* **Work to be completed**
Lines from the material below that hold the string "data" are what is needed; copy each of them.

* **The records**
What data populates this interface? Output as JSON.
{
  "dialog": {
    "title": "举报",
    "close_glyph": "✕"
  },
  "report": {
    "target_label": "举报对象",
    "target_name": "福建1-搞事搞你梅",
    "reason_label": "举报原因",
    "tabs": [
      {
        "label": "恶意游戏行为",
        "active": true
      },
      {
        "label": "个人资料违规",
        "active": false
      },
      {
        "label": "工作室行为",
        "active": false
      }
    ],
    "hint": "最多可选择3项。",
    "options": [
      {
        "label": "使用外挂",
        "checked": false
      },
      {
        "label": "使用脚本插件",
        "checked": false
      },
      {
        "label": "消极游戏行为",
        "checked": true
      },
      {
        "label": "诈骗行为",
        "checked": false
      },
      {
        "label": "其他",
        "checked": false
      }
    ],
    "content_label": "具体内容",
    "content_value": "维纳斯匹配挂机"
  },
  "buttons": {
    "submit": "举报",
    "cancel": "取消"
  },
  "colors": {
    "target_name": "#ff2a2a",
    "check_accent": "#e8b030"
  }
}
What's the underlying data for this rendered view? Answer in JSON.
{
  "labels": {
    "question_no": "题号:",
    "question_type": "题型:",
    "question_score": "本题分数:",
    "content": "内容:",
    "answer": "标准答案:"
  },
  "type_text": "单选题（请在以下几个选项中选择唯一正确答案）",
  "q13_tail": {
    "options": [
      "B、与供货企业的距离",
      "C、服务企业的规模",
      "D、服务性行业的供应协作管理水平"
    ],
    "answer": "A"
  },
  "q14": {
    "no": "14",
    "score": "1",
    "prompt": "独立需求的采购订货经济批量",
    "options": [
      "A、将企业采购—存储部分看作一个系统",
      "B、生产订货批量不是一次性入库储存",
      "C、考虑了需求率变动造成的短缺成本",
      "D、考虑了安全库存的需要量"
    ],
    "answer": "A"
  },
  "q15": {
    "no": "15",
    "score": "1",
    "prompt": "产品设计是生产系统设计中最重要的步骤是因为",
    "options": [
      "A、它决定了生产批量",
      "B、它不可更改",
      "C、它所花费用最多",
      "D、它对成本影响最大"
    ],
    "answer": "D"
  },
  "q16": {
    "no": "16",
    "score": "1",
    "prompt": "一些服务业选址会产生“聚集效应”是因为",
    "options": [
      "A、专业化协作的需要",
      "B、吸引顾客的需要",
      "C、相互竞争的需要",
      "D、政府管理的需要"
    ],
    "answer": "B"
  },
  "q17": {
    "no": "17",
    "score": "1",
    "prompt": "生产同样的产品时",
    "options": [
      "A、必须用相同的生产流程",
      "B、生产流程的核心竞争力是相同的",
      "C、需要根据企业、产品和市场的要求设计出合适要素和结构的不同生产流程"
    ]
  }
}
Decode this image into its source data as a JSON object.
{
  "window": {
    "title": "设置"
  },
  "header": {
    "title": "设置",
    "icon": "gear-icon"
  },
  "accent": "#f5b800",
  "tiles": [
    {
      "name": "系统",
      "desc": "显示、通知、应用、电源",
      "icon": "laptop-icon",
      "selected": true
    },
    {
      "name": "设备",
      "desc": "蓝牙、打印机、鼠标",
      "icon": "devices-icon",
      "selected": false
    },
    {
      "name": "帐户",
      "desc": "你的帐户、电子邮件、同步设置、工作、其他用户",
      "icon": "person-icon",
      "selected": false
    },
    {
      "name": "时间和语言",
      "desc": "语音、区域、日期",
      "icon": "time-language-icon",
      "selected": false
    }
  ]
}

* **Answer to this problem**
What data populates this interface? Output as JSON.
What's the underlying data for this rendered view? Answer in JSON.
Decode this image into its source data as a JSON object.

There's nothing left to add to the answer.